THE TASK: From the records below, please return each line that holds the word "screenshot".

DATA PROVIDED:
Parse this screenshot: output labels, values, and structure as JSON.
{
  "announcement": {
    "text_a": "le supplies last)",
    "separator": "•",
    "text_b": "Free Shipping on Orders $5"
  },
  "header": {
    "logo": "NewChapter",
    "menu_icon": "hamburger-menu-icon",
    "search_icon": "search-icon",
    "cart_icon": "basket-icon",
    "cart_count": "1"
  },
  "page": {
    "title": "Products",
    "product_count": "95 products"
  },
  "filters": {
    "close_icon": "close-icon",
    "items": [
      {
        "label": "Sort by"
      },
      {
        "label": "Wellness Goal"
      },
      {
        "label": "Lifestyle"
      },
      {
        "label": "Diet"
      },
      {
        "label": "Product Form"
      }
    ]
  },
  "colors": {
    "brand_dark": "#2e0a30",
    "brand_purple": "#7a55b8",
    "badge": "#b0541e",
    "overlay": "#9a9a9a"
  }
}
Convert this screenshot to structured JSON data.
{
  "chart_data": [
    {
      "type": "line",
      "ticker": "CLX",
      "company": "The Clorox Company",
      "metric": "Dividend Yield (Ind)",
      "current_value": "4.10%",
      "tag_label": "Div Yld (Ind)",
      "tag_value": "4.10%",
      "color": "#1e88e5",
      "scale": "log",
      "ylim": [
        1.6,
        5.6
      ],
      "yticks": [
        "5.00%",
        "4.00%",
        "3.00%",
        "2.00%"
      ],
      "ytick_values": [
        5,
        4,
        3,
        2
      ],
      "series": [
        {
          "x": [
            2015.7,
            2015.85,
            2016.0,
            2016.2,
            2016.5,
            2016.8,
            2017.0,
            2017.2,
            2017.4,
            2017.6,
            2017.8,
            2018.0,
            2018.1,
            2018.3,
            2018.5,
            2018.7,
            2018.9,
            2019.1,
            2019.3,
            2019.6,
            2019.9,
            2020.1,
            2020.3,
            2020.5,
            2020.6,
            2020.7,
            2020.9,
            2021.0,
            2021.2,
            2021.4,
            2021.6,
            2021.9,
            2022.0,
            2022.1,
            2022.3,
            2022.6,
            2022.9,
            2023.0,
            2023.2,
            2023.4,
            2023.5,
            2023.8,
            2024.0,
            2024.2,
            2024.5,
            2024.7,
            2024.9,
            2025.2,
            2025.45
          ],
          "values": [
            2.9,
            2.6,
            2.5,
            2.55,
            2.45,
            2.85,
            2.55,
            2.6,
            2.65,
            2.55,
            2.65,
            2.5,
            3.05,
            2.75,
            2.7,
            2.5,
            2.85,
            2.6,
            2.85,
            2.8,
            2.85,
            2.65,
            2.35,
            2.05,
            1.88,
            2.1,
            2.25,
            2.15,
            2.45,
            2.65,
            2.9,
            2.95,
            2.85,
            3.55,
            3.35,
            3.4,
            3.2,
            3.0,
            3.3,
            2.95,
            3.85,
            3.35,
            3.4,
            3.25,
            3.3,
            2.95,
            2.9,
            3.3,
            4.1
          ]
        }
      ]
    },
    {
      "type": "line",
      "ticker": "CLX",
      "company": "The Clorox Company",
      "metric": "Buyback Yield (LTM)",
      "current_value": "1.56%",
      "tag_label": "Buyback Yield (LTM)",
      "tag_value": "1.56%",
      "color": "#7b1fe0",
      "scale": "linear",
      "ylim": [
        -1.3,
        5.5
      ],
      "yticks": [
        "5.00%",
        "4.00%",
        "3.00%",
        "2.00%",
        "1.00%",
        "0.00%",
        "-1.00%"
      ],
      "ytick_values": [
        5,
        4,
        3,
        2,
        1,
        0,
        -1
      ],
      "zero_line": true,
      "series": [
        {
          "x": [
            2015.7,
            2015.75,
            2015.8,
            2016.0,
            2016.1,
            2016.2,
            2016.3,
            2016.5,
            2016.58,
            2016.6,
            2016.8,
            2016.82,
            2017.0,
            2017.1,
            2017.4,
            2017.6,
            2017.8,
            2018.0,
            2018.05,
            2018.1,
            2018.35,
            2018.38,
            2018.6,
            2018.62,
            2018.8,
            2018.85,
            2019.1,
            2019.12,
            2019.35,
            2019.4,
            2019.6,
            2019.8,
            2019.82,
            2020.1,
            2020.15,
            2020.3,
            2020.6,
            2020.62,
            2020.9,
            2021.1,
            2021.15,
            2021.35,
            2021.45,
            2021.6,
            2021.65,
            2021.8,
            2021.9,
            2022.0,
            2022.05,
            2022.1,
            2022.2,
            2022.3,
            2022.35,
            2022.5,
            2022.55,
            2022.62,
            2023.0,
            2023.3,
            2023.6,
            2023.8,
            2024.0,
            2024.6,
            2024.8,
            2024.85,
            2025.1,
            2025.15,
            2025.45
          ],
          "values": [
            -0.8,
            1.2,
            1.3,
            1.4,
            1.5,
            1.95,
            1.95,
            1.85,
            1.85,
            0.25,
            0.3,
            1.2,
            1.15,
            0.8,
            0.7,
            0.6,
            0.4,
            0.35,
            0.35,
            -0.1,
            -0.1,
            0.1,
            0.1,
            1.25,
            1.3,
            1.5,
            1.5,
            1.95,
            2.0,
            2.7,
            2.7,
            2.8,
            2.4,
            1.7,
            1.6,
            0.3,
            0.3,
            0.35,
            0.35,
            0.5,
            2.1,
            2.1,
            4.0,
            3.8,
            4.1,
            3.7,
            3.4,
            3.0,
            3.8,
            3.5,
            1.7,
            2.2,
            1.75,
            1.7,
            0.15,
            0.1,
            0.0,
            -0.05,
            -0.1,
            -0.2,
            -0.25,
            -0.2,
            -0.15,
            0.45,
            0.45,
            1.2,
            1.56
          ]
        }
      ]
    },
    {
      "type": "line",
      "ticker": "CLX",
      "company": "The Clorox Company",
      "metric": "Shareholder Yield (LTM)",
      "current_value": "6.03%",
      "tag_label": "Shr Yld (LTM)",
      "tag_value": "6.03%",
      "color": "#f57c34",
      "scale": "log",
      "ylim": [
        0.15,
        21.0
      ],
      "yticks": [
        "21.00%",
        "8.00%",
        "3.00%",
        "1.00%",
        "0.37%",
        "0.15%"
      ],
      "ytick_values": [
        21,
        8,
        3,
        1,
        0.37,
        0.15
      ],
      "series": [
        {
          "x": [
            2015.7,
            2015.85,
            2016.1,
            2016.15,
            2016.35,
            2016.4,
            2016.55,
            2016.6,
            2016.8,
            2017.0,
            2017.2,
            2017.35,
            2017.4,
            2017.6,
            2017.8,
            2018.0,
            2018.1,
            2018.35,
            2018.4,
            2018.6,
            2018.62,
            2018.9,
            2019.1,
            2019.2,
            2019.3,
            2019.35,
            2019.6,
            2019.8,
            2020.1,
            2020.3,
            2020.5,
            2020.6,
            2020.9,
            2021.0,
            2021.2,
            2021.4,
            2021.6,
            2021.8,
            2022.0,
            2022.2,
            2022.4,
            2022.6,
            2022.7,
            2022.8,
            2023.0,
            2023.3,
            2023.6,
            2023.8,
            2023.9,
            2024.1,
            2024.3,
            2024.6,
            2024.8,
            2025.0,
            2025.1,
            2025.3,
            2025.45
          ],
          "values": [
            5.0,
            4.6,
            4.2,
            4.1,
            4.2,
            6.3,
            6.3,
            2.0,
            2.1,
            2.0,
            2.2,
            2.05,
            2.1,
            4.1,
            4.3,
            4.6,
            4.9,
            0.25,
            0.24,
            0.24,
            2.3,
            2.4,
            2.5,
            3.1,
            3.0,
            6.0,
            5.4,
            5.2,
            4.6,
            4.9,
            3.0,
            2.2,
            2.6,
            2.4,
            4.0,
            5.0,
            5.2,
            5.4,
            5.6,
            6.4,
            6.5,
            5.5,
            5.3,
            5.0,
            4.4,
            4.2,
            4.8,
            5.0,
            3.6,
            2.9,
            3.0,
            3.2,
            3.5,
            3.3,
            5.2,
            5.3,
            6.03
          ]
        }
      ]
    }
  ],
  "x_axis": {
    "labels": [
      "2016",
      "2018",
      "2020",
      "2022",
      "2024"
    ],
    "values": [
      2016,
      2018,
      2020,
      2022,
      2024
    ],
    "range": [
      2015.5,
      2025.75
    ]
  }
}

ANSWER SPACE:
Parse this screenshot: output labels, values, and structure as JSON.
Convert this screenshot to structured JSON data.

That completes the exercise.